I was tickled to be asked by a previous client, my friends from the Country Club of Scranton, Pa., to design a wonderful new country club for them in nearby Moosic. But the first time I saw the property, I saw nothing but granite rock outcroppings, gigantic wetlands, steep hillsides and abandoned strip mines bisected by county roads in one direction, and a huge gas pipeline in the other. There wasn't a bit of topsoil on the site. My reaction was deflation, mixed with a little despair and a whole lot of doubt. But ultimately I became determined to make the proverbial silk purse of a golf course out of this sow’s ear of a site.
At the time, I didn’t really understand the character of the people who live in and around the infertile valleys between Wilkes-Barre and Scranton. These are tough people who've clawed out a living from this land for generations. Many became extremely wealthy and powerful business leaders. So where I saw problems, they saw opportunity. So what if we had to blast away tens of thousands of cubic yards of rock? Or re-establish a huge lake out of a coal mine sediment trap? Or tunnel under a county road? Or even find, haul and process hundreds of thousands of dollars worth of topsoil?
I came to understand that the reason these folks could afford to build this course was because they didn’t like to spend very much money, unless they were sure they had a winner. Without question, Glenmaura was the most physically difficult course construction job that any of us had worked on to that time. Bill Kubly of Landscapes Unlimited says it is still the most difficult that his company has ever handled. But we had the confidence of our friends, and they knew no fear.
Our associate Guy Quattrocchi was selected to live on the site as day-to-day design coordinator, and much of the success of the project is due to his ability to analyze a problem, find a solution, sell the idea to our bosses and then encourage the builders to go above and beyond the effort expected of them. Even today I marvel at what was accomplished at Glenmaura National, especially given the expenditure of time and money available to build it.

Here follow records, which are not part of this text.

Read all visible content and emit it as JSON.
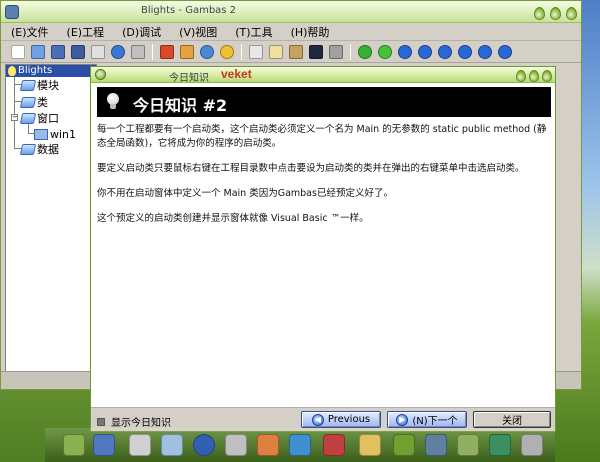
{
  "main_window": {
    "title": "Blights - Gambas 2",
    "menu": [
      {
        "label": "(E)文件"
      },
      {
        "label": "(E)工程"
      },
      {
        "label": "(D)调试"
      },
      {
        "label": "(V)视图"
      },
      {
        "label": "(T)工具"
      },
      {
        "label": "(H)帮助"
      }
    ],
    "toolbar_icons": [
      "new-file-icon",
      "open-folder-icon",
      "save-icon",
      "save-all-icon",
      "properties-icon",
      "compile-icon",
      "make-icon",
      "package-icon",
      "translate-icon",
      "settings-icon",
      "form-icon",
      "edit-icon",
      "tools-icon",
      "screen-icon",
      "search-icon",
      "run-icon",
      "pause-icon",
      "stop-icon",
      "step-icon",
      "step-over-icon",
      "step-out-icon",
      "breakpoint-icon",
      "help-icon"
    ],
    "project": {
      "name": "Blights",
      "tree": [
        {
          "label": "模块"
        },
        {
          "label": "类"
        },
        {
          "label": "窗口"
        },
        {
          "label": "win1"
        },
        {
          "label": "数据"
        }
      ]
    }
  },
  "dialog": {
    "title": "今日知识",
    "title_extra": "veket",
    "heading": "今日知识 #2",
    "paragraphs": [
      "每一个工程都要有一个启动类，这个启动类必须定义一个名为 Main 的无参数的 static public method (静态全局函数)，它将成为你的程序的启动类。",
      "要定义启动类只要鼠标右键在工程目录数中点击要设为启动类的类并在弹出的右键菜单中击选启动类。",
      "你不用在启动窗体中定义一个 Main 类因为Gambas已经预定义好了。",
      "这个预定义的启动类创建并显示窗体就像 Visual Basic ™一样。"
    ],
    "show_tips_label": "显示今日知识",
    "previous_label": "Previous",
    "next_label": "(N)下一个",
    "close_label": "关闭"
  },
  "colors": {
    "accent_green": "#8dba45",
    "selection_blue": "#2b4fa6",
    "title_red": "#c63a10"
  }
}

During the time Glenmaura was being built, Aureus was the big dog in the very competitive golf apparel industry, and a major employer in this part of Pennsylvania. One of their celebrity representatives was Larry Mize, who had won the Masters in 1987, chipping in to defeat Greg Norman in a playoff. Larry was retained as a design consultant in the later stages of construction, and he offered many good design ideas that help make the golf course so exciting. (He suggested the back tee on number eighteen that, even with today’s high-powered golf equipment, requires an enormous drive to carry a couple hundred yards of bedrock scraped clean by a glacier 10,000 years ago.)
There are many spectacular holes at Glenmaura, in fact almost every one of the 18 could qualify as ‘the signature hole’ on most golf courses. Each has a special blend of off-site views, wide fairways framed by rock walls or sheer cliffs, bisecting streams, huge trees and splashy white sand bunkers. The 8th plays up to an old quarry on the drive, and then requires a daring second shot across the quarry to a right-rear hole location. The seventh has a large waterfall as the backdrop to a green set right against a creek.
Without question, Glenmaura National is a strong, demanding, beautiful mountain golf experience, but I think the real reason that people enjoy and remember it so well is because of its people. This is a special part of America and so are the good folks who live here.